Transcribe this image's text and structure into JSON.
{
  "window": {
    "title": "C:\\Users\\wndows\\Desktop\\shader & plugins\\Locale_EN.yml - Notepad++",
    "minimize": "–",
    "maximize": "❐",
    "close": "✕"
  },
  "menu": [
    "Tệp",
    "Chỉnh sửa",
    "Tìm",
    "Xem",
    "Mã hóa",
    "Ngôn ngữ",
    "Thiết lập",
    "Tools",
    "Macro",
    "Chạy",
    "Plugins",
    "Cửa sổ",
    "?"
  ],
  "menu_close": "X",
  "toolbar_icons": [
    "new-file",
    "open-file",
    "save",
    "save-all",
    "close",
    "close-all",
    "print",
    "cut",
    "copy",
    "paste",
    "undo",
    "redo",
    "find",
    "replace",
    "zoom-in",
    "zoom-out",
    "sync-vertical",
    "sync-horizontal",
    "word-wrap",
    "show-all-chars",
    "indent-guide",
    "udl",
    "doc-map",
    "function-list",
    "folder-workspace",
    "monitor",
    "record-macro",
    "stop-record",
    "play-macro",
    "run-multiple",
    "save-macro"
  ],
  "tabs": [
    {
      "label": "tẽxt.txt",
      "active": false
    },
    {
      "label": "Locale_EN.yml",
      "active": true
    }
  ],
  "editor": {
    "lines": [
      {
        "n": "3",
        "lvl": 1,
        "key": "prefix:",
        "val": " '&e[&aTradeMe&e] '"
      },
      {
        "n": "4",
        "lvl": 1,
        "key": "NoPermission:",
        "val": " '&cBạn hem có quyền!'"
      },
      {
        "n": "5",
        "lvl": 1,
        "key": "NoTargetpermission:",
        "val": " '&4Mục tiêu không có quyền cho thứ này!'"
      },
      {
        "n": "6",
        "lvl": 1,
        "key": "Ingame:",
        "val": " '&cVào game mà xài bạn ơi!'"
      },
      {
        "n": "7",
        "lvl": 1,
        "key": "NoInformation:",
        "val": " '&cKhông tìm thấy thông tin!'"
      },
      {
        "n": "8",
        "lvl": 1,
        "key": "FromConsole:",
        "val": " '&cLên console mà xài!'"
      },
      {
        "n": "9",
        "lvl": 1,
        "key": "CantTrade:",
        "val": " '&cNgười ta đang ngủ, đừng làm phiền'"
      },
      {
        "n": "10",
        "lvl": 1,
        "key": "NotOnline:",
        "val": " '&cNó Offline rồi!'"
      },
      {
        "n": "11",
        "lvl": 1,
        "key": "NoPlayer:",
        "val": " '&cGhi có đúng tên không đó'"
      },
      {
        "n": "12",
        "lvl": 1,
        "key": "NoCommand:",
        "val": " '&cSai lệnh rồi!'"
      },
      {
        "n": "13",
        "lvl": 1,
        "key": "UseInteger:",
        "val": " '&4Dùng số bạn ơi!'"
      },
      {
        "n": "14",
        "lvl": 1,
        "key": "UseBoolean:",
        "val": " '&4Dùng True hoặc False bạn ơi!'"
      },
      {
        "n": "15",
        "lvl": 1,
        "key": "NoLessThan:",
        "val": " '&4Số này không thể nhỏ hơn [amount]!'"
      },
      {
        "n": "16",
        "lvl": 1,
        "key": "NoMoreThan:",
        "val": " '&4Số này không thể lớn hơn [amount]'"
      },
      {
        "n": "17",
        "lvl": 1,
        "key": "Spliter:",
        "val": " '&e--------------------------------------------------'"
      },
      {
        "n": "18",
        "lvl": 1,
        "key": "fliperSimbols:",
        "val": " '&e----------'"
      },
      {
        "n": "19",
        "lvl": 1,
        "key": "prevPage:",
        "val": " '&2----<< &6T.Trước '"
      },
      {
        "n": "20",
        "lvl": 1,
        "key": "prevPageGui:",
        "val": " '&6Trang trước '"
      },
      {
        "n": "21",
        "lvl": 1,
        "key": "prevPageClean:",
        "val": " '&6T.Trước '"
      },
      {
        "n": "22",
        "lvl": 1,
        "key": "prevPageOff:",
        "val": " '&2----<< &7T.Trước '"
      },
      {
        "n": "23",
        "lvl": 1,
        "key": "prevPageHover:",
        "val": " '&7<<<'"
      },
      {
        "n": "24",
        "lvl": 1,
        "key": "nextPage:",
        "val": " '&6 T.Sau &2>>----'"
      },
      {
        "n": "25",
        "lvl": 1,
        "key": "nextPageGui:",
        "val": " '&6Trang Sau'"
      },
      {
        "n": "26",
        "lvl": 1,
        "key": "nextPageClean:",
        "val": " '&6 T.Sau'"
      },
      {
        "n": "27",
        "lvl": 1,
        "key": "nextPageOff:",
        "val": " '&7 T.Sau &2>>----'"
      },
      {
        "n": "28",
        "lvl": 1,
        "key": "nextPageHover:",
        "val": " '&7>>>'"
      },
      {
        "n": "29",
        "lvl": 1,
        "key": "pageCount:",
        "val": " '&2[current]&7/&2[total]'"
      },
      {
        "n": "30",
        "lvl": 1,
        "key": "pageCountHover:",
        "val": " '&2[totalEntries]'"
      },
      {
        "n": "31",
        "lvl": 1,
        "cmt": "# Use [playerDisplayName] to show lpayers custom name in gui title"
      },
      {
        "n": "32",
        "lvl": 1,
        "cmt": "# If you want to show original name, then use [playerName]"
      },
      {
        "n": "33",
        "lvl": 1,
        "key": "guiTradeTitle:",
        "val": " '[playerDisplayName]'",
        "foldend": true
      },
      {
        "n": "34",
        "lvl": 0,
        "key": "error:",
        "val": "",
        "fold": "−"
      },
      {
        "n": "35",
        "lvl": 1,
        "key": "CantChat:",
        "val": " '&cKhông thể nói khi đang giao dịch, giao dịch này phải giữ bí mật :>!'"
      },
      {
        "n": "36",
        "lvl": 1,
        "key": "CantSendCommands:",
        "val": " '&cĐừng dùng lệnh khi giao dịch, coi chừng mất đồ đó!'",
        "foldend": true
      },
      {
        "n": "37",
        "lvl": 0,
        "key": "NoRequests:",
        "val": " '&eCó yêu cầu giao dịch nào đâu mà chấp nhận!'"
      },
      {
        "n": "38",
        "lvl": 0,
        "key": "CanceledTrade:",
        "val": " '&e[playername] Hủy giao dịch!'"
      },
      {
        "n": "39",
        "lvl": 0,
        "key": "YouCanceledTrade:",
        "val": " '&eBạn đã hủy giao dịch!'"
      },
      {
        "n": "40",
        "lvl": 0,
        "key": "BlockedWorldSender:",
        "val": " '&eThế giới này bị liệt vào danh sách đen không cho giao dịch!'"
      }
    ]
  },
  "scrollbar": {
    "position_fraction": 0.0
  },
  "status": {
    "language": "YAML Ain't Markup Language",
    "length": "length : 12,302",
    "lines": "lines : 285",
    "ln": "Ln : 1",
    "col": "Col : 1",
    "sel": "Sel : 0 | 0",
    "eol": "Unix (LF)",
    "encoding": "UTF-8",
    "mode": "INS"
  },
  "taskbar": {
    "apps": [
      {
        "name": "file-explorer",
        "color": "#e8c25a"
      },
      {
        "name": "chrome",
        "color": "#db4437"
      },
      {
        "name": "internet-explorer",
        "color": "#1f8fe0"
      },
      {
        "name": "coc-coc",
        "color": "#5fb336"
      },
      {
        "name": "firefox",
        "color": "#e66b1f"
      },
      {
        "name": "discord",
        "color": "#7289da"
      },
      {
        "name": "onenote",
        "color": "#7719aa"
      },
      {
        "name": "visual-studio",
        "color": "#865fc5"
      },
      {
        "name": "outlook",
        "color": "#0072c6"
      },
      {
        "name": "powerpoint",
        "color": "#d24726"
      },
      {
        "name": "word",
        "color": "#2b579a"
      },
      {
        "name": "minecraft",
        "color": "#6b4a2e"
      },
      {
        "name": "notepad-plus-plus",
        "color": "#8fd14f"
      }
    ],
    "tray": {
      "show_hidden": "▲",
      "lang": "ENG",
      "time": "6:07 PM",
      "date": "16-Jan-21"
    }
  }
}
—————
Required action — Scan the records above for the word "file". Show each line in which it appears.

Answer box —
    "new-file",
    "open-file",
        "name": "file-explorer",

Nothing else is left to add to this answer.